↓

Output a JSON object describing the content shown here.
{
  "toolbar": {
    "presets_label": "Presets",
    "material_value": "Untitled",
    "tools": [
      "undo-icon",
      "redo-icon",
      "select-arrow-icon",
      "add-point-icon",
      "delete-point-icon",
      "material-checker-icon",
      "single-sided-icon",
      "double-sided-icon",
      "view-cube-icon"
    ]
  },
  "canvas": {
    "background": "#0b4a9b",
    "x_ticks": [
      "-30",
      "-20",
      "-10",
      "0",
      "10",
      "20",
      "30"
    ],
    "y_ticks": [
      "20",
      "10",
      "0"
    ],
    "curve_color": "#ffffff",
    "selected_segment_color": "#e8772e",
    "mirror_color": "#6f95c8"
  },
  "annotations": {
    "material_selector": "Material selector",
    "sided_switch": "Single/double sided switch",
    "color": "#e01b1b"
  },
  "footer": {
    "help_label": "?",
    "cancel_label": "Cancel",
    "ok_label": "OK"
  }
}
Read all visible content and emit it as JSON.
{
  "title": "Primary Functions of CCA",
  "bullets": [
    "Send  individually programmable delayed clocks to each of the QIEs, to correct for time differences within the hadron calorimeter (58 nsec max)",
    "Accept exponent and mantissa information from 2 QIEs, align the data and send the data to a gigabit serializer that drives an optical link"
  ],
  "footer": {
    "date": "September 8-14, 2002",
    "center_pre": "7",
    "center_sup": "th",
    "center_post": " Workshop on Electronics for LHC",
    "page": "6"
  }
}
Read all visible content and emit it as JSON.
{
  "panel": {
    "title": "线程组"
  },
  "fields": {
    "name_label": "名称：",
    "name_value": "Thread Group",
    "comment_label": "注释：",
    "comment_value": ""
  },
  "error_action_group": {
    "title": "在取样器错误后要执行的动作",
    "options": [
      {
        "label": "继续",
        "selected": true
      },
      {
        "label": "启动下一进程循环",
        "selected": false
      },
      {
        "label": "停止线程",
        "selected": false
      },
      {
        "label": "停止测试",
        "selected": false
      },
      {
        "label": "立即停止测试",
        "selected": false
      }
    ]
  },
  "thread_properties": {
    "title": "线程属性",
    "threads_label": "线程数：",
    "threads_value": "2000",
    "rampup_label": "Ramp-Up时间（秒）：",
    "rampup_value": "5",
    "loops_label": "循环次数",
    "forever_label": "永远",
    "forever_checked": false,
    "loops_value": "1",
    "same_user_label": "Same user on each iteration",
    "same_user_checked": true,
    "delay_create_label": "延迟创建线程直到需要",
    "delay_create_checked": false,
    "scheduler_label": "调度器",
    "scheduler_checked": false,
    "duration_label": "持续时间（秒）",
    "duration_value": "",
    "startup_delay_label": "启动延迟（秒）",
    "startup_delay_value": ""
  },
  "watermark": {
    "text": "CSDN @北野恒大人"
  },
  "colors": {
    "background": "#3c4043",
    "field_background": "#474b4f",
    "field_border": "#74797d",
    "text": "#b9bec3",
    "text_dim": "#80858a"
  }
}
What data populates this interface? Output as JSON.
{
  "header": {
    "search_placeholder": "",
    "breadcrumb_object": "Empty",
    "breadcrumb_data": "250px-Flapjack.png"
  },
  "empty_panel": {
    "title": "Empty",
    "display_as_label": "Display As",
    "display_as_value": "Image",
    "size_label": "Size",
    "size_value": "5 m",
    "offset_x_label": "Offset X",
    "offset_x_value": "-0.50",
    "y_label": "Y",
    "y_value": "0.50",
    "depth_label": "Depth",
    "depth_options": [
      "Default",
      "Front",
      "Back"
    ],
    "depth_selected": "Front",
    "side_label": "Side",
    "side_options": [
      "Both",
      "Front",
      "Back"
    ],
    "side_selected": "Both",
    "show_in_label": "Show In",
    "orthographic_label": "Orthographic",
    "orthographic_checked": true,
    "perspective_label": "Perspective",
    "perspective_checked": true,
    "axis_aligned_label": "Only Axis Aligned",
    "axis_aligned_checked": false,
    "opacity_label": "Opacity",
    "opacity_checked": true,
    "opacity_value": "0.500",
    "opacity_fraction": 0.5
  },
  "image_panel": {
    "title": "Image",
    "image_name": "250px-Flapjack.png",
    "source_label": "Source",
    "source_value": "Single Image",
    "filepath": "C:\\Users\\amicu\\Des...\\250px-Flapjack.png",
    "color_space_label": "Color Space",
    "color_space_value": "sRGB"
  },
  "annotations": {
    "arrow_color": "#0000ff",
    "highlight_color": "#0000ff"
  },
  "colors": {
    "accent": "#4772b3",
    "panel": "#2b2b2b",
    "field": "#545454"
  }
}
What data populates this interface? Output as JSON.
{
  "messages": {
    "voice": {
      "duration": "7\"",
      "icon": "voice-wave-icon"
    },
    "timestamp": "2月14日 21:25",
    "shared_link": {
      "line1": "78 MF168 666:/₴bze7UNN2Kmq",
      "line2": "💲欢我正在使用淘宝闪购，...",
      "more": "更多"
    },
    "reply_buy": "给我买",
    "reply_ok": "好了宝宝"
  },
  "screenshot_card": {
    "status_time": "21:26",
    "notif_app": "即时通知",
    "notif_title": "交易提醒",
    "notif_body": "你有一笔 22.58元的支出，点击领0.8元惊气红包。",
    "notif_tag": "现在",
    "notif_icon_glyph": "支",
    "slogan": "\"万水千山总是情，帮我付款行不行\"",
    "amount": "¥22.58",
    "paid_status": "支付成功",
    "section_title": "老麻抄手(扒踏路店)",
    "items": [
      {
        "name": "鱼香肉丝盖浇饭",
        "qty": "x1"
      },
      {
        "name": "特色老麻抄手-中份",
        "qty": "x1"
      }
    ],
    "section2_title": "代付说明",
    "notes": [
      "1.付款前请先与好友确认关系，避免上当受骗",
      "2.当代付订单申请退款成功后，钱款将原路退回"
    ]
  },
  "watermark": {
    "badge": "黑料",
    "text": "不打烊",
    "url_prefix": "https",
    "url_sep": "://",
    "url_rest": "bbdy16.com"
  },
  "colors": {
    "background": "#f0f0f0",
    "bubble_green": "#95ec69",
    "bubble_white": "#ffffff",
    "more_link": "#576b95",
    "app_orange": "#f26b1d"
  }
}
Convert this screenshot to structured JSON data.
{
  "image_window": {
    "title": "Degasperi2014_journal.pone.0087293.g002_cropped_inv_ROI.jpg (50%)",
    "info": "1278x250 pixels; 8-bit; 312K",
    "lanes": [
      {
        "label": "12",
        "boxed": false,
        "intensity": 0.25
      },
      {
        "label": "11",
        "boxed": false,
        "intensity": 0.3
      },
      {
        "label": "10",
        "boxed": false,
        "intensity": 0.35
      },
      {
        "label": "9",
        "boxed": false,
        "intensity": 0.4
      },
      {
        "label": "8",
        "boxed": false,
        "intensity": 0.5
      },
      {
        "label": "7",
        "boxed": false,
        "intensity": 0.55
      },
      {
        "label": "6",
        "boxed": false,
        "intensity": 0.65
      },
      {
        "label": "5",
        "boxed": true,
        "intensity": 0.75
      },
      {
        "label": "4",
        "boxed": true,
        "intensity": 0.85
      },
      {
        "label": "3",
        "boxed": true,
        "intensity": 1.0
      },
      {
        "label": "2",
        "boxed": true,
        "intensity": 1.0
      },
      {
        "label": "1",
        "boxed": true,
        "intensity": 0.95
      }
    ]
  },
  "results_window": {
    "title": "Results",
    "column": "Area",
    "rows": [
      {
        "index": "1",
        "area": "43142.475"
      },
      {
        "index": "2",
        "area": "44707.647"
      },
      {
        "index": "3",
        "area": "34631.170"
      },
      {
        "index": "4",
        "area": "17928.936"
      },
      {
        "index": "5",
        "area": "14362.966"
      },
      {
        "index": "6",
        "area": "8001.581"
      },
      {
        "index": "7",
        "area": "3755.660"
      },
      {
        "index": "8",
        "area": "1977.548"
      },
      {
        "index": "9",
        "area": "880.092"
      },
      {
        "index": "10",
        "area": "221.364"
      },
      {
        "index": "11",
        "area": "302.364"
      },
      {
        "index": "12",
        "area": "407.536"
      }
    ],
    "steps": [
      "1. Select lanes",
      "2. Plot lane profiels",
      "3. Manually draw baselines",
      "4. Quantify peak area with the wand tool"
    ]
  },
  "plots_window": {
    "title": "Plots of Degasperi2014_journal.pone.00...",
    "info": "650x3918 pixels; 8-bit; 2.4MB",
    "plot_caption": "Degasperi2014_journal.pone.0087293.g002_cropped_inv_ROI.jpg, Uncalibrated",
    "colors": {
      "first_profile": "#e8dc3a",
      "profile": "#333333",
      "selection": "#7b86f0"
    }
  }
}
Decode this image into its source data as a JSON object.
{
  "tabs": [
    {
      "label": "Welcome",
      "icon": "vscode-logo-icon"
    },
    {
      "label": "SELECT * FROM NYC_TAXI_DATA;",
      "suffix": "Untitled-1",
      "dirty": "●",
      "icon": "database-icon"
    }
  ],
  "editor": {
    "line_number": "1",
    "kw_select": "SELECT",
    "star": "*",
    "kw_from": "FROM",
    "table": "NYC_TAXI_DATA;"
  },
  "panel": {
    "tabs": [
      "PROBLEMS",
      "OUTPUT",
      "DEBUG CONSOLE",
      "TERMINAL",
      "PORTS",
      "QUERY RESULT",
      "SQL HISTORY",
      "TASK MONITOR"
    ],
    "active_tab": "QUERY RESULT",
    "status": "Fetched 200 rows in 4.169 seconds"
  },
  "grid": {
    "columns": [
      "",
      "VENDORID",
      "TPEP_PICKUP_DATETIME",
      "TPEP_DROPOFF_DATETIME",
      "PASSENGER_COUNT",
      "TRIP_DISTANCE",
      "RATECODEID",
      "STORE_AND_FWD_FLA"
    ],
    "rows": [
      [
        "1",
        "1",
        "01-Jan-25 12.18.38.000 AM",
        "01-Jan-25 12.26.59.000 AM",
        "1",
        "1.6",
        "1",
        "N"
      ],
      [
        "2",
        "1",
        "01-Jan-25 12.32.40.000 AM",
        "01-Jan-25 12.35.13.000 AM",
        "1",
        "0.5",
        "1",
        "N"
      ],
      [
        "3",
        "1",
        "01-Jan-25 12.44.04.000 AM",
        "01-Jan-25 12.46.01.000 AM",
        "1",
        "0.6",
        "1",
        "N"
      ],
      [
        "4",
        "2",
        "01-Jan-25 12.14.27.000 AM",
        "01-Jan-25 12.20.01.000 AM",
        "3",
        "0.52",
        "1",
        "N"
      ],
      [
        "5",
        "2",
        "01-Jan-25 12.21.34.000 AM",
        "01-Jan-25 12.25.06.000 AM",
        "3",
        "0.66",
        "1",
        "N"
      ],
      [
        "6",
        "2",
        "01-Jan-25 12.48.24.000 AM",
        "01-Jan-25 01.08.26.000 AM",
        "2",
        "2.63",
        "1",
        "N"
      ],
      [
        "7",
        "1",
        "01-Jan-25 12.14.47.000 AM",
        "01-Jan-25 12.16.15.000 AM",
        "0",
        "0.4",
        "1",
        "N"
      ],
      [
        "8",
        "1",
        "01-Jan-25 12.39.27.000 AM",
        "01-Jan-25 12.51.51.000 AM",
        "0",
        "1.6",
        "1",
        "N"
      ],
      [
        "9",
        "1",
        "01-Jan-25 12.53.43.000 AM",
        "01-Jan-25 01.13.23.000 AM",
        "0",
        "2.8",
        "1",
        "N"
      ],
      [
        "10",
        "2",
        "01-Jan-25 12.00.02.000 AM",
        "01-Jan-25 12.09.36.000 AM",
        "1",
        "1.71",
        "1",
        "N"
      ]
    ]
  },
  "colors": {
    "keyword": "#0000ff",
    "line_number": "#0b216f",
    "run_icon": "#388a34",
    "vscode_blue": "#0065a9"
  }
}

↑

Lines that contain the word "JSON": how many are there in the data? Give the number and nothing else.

7